Frustrated by the fragility, wastefulness and high cost of traditional prescription glasses, Dresden Vision co-founder Bruce Jeffreys set about reinventing how prescription glasses are made.
Traditional manufacturing processes and supply chains didn’t support Dresden’s goal to create affordable, high-quality frames from sustainable materials, so they started from scratch. Supported by a Cooperative Research Centre Projects (CRC-P) grant, Dresden worked with a range of industry partners and the University of New South Wales Sustainable Materials Research & Technology (SMaRT) program to develop a unique injection system that can produce high-quality frames using recycled and recyclable plastics more cheaply than using virgin plastics.

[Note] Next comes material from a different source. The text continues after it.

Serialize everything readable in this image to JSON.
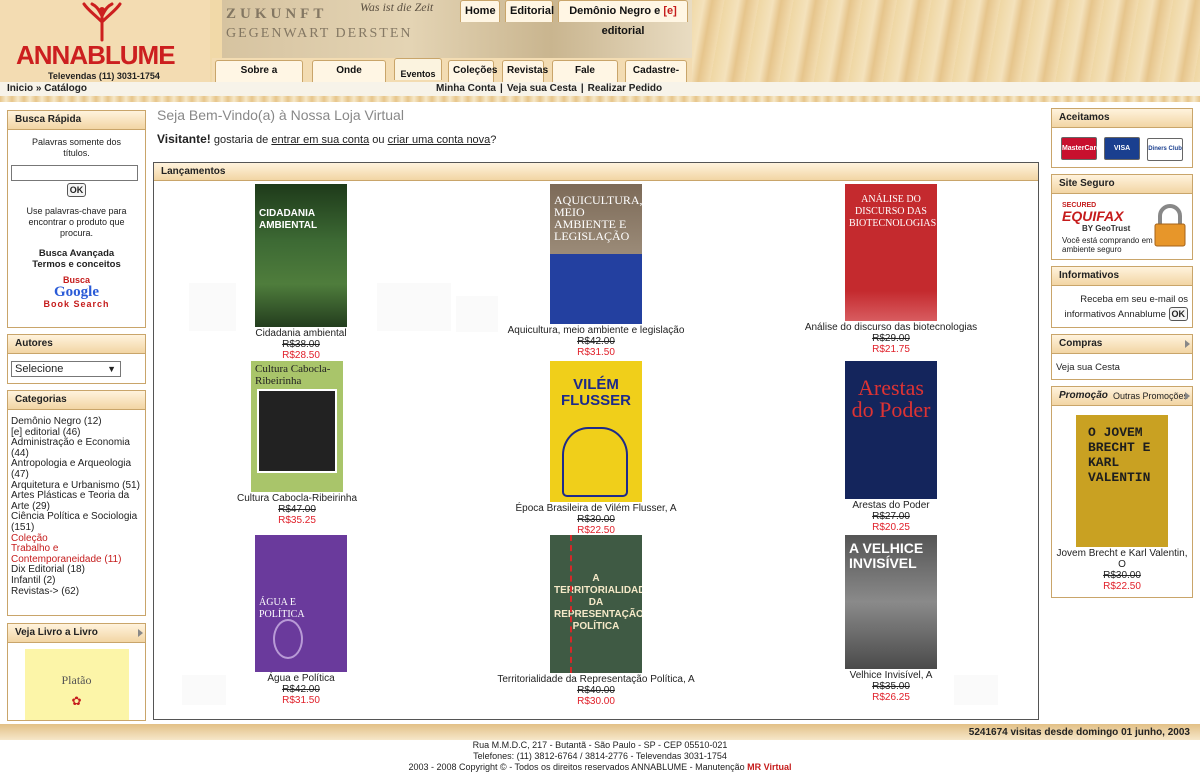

Now the only mass producer of prescription eyewear in Australia, Dresden’s closed-loop system transforms shampoo bottles, discarded fishing nets and even plastic banknotes into high-quality eyewear. Their products are being retailed in Australia, New Zealand and Canada, competing with the world’s major brands on quality and price.
“As an Australian manufacturer, we think sustainability is a critical competitive edge. The current product is so wasteful; for us, sustainability is a core part of how an Australian manufacturer differentiates themselves in a busy global market. Projects like ours are a great example of combining traditional skills with new digital skills to reinvent a product.” says Bruce Jeffreys, Co-founder of Dresden Vision.